s good, there is a conflict on interest in the case as the couple have already decided how they would prefer to spend their last days and it is a personal will rather than one forced by others. It is also clear by law that an individual has the rights to make a decision for how they aim to spend their last few days. This is one of the few issues that have been presented in the case.
Secondly, the end – of – life directive enables the medical assistance to discuss the wish of the parents with the children. This however is a major issue as the cases are generally very sensitive and discussing this with the children can prove to be very difficult. This is mainly because the amount of stress, trauma and emotional distress that children and family members go through when an elderly person is ill is very high. Hence it would be difficult for the health care providers to convey the news as well as the family members to hear the news of the will of the parents. This again causes a second of ethics in the case (Garrett, Baillie, & Garrett, 2009).

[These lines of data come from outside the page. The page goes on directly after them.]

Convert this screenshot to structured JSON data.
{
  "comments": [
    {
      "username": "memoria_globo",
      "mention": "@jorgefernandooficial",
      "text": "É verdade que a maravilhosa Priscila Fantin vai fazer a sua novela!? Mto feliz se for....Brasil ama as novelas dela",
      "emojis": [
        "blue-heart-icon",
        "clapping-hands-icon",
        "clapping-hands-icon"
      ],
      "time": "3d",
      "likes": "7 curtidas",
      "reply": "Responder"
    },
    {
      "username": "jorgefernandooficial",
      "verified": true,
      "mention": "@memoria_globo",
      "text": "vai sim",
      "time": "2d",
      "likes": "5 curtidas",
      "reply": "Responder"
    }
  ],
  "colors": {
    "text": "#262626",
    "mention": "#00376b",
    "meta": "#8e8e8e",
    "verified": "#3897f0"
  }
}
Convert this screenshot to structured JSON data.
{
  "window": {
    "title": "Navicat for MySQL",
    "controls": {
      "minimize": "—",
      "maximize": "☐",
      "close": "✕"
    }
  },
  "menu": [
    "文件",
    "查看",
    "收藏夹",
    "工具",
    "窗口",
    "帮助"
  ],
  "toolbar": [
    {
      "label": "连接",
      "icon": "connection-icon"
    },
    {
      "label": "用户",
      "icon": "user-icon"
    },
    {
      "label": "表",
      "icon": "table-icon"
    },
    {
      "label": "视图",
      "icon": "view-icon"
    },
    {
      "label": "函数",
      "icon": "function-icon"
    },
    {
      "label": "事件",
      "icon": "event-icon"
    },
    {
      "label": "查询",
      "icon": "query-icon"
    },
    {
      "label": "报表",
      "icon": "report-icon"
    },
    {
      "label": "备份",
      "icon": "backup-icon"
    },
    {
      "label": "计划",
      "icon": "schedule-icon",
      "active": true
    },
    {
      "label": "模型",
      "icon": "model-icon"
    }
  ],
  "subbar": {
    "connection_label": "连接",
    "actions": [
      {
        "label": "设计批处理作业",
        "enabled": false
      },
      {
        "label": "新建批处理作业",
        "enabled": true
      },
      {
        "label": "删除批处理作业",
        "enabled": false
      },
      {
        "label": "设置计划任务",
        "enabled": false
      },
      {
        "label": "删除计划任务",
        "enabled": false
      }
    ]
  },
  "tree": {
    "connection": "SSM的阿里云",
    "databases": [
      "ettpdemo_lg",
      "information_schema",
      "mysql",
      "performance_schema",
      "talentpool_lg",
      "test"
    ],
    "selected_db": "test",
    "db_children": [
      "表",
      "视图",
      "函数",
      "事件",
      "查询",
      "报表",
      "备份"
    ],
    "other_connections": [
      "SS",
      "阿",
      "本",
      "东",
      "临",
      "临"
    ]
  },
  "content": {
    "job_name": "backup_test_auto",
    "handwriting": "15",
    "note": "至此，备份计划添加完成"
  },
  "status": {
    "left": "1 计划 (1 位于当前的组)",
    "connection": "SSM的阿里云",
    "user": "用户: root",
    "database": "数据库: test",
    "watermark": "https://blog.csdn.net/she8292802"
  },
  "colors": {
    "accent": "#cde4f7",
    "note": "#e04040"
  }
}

Considering the end of life decision in my life or for someone I know, I feel that it is incorrect to allow anyone to take the decision to end the life of others. This is inappropriate and is completely inhuman. A person should be given the right to live as long as they can and as long as their body is able to accept the life. Using technology to keep a person alive or trying to kill a person against the flow of nature is not right and should not be accepted anywhere in the world. Life is given to all and mercy killing is not ethical in any manner and should not be permitted. Giving an end – of – life decision for someone irrespective of whether it is a mother or father of brother or sister is incorrect and is against the law of nature. Hence it is essential that this is not provided as an option ever as according to the ACA code of Ethics it has clearly been presented that, ‘counsellors must strive to take measures